- WORK INSTRUCTION -
Repeat the entries that follow, exactly as they are written.
· · · · · · ·
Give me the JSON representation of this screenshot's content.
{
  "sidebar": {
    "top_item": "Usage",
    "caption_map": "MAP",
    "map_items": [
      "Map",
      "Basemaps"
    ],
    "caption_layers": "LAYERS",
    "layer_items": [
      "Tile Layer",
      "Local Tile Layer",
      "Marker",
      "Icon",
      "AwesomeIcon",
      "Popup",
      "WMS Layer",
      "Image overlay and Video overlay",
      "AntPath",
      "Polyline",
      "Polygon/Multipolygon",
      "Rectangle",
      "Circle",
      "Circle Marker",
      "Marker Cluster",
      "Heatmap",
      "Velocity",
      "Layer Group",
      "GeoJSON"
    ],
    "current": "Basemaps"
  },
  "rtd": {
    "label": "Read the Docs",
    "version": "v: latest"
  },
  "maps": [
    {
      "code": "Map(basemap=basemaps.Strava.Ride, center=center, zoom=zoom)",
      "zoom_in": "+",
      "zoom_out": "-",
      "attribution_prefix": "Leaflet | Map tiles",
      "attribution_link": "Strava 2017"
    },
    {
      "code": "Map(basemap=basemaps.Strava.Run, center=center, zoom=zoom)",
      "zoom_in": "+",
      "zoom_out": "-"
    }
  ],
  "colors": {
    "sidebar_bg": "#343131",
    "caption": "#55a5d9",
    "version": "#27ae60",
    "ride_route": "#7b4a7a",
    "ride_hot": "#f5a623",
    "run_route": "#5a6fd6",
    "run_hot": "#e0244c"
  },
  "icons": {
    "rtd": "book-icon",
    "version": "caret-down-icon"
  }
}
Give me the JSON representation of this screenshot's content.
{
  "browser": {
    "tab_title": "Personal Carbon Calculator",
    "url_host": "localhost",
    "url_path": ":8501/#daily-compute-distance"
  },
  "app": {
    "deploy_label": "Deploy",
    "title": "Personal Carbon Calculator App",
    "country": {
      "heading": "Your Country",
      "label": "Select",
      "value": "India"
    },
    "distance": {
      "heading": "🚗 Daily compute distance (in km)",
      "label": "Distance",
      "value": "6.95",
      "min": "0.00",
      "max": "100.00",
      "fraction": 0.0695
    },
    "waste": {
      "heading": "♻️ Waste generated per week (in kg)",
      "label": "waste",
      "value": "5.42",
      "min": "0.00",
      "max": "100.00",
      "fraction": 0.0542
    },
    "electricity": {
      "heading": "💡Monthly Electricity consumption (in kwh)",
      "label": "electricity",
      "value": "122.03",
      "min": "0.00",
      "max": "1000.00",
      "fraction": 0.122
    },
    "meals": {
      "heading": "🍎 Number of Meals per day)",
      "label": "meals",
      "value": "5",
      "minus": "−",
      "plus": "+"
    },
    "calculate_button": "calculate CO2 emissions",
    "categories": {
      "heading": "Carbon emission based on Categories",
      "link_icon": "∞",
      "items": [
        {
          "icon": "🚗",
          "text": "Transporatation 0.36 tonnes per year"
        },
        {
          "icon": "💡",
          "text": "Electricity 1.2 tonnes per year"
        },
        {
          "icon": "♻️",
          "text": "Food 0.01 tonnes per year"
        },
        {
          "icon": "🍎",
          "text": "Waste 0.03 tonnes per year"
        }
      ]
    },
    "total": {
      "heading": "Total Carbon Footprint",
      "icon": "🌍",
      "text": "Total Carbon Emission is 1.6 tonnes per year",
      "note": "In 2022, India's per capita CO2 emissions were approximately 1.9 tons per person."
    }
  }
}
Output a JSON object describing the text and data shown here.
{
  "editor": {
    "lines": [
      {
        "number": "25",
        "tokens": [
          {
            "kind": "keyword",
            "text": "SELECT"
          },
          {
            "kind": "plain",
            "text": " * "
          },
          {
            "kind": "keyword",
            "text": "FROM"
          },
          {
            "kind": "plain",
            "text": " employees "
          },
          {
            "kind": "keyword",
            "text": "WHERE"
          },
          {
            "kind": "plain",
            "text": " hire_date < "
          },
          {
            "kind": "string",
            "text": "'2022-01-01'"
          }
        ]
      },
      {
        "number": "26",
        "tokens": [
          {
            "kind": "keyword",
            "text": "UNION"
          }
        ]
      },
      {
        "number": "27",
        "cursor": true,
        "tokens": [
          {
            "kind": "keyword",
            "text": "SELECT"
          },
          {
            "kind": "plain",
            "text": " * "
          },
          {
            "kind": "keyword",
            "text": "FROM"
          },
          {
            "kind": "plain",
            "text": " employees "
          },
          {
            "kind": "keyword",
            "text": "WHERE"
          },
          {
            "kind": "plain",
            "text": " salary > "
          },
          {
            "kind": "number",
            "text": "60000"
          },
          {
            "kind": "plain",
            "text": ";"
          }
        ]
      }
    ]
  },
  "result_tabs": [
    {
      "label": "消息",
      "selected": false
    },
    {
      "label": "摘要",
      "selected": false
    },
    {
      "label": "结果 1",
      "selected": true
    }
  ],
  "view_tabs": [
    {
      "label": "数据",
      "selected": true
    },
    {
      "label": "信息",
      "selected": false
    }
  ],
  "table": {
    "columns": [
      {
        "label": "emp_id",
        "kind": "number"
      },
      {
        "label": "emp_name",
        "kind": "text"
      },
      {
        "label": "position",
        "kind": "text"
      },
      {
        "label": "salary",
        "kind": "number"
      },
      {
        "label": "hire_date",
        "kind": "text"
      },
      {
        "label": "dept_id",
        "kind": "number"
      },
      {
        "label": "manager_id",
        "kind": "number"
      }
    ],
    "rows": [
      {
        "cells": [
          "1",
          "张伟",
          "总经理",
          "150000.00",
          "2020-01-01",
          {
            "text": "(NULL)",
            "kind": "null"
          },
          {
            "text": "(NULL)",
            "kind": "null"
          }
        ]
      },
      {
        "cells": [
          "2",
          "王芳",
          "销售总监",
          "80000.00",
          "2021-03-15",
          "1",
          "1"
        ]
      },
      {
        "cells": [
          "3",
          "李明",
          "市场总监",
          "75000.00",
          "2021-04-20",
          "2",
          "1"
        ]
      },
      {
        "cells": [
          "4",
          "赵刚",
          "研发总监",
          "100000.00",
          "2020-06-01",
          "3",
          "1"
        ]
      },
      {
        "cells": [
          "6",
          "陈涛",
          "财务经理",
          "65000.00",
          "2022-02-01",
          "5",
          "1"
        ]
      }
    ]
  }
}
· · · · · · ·
- WRITTEN SOLUTION -
Give me the JSON representation of this screenshot's content.
{
  "sidebar": {
    "top_item": "Usage",
    "caption_map": "MAP",
    "map_items": [
      "Map",
      "Basemaps"
    ],
    "caption_layers": "LAYERS",
    "layer_items": [
      "Tile Layer",
      "Local Tile Layer",
      "Marker",
      "Icon",
      "AwesomeIcon",
      "Popup",
      "WMS Layer",
      "Image overlay and Video overlay",
      "AntPath",
      "Polyline",
      "Polygon/Multipolygon",
      "Rectangle",
      "Circle",
      "Circle Marker",
      "Marker Cluster",
      "Heatmap",
      "Velocity",
      "Layer Group",
      "GeoJSON"
    ],
    "current": "Basemaps"
  },
  "rtd": {
    "label": "Read the Docs",
    "version": "v: latest"
  },
  "maps": [
    {
      "code": "Map(basemap=basemaps.Strava.Ride, center=center, zoom=zoom)",
      "zoom_in": "+",
      "zoom_out": "-",
      "attribution_prefix": "Leaflet | Map tiles",
      "attribution_link": "Strava 2017"
    },
    {
      "code": "Map(basemap=basemaps.Strava.Run, center=center, zoom=zoom)",
      "zoom_in": "+",
      "zoom_out": "-"
    }
  ],
  "colors": {
    "sidebar_bg": "#343131",
    "caption": "#55a5d9",
    "version": "#27ae60",
    "ride_route": "#7b4a7a",
    "ride_hot": "#f5a623",
    "run_route": "#5a6fd6",
    "run_hot": "#e0244c"
  },
  "icons": {
    "rtd": "book-icon",
    "version": "caret-down-icon"
  }
}
Give me the JSON representation of this screenshot's content.
{
  "browser": {
    "tab_title": "Personal Carbon Calculator",
    "url_host": "localhost",
    "url_path": ":8501/#daily-compute-distance"
  },
  "app": {
    "deploy_label": "Deploy",
    "title": "Personal Carbon Calculator App",
    "country": {
      "heading": "Your Country",
      "label": "Select",
      "value": "India"
    },
    "distance": {
      "heading": "🚗 Daily compute distance (in km)",
      "label": "Distance",
      "value": "6.95",
      "min": "0.00",
      "max": "100.00",
      "fraction": 0.0695
    },
    "waste": {
      "heading": "♻️ Waste generated per week (in kg)",
      "label": "waste",
      "value": "5.42",
      "min": "0.00",
      "max": "100.00",
      "fraction": 0.0542
    },
    "electricity": {
      "heading": "💡Monthly Electricity consumption (in kwh)",
      "label": "electricity",
      "value": "122.03",
      "min": "0.00",
      "max": "1000.00",
      "fraction": 0.122
    },
    "meals": {
      "heading": "🍎 Number of Meals per day)",
      "label": "meals",
      "value": "5",
      "minus": "−",
      "plus": "+"
    },
    "calculate_button": "calculate CO2 emissions",
    "categories": {
      "heading": "Carbon emission based on Categories",
      "link_icon": "∞",
      "items": [
        {
          "icon": "🚗",
          "text": "Transporatation 0.36 tonnes per year"
        },
        {
          "icon": "💡",
          "text": "Electricity 1.2 tonnes per year"
        },
        {
          "icon": "♻️",
          "text": "Food 0.01 tonnes per year"
        },
        {
          "icon": "🍎",
          "text": "Waste 0.03 tonnes per year"
        }
      ]
    },
    "total": {
      "heading": "Total Carbon Footprint",
      "icon": "🌍",
      "text": "Total Carbon Emission is 1.6 tonnes per year",
      "note": "In 2022, India's per capita CO2 emissions were approximately 1.9 tons per person."
    }
  }
}
Output a JSON object describing the text and data shown here.
{
  "editor": {
    "lines": [
      {
        "number": "25",
        "tokens": [
          {
            "kind": "keyword",
            "text": "SELECT"
          },
          {
            "kind": "plain",
            "text": " * "
          },
          {
            "kind": "keyword",
            "text": "FROM"
          },
          {
            "kind": "plain",
            "text": " employees "
          },
          {
            "kind": "keyword",
            "text": "WHERE"
          },
          {
            "kind": "plain",
            "text": " hire_date < "
          },
          {
            "kind": "string",
            "text": "'2022-01-01'"
          }
        ]
      },
      {
        "number": "26",
        "tokens": [
          {
            "kind": "keyword",
            "text": "UNION"
          }
        ]
      },
      {
        "number": "27",
        "cursor": true,
        "tokens": [
          {
            "kind": "keyword",
            "text": "SELECT"
          },
          {
            "kind": "plain",
            "text": " * "
          },
          {
            "kind": "keyword",
            "text": "FROM"
          },
          {
            "kind": "plain",
            "text": " employees "
          },
          {
            "kind": "keyword",
            "text": "WHERE"
          },
          {
            "kind": "plain",
            "text": " salary > "
          },
          {
            "kind": "number",
            "text": "60000"
          },
          {
            "kind": "plain",
            "text": ";"
          }
        ]
      }
    ]
  },
  "result_tabs": [
    {
      "label": "消息",
      "selected": false
    },
    {
      "label": "摘要",
      "selected": false
    },
    {
      "label": "结果 1",
      "selected": true
    }
  ],
  "view_tabs": [
    {
      "label": "数据",
      "selected": true
    },
    {
      "label": "信息",
      "selected": false
    }
  ],
  "table": {
    "columns": [
      {
        "label": "emp_id",
        "kind": "number"
      },
      {
        "label": "emp_name",
        "kind": "text"
      },
      {
        "label": "position",
        "kind": "text"
      },
      {
        "label": "salary",
        "kind": "number"
      },
      {
        "label": "hire_date",
        "kind": "text"
      },
      {
        "label": "dept_id",
        "kind": "number"
      },
      {
        "label": "manager_id",
        "kind": "number"
      }
    ],
    "rows": [
      {
        "cells": [
          "1",
          "张伟",
          "总经理",
          "150000.00",
          "2020-01-01",
          {
            "text": "(NULL)",
            "kind": "null"
          },
          {
            "text": "(NULL)",
            "kind": "null"
          }
        ]
      },
      {
        "cells": [
          "2",
          "王芳",
          "销售总监",
          "80000.00",
          "2021-03-15",
          "1",
          "1"
        ]
      },
      {
        "cells": [
          "3",
          "李明",
          "市场总监",
          "75000.00",
          "2021-04-20",
          "2",
          "1"
        ]
      },
      {
        "cells": [
          "4",
          "赵刚",
          "研发总监",
          "100000.00",
          "2020-06-01",
          "3",
          "1"
        ]
      },
      {
        "cells": [
          "6",
          "陈涛",
          "财务经理",
          "65000.00",
          "2022-02-01",
          "5",
          "1"
        ]
      }
    ]
  }
}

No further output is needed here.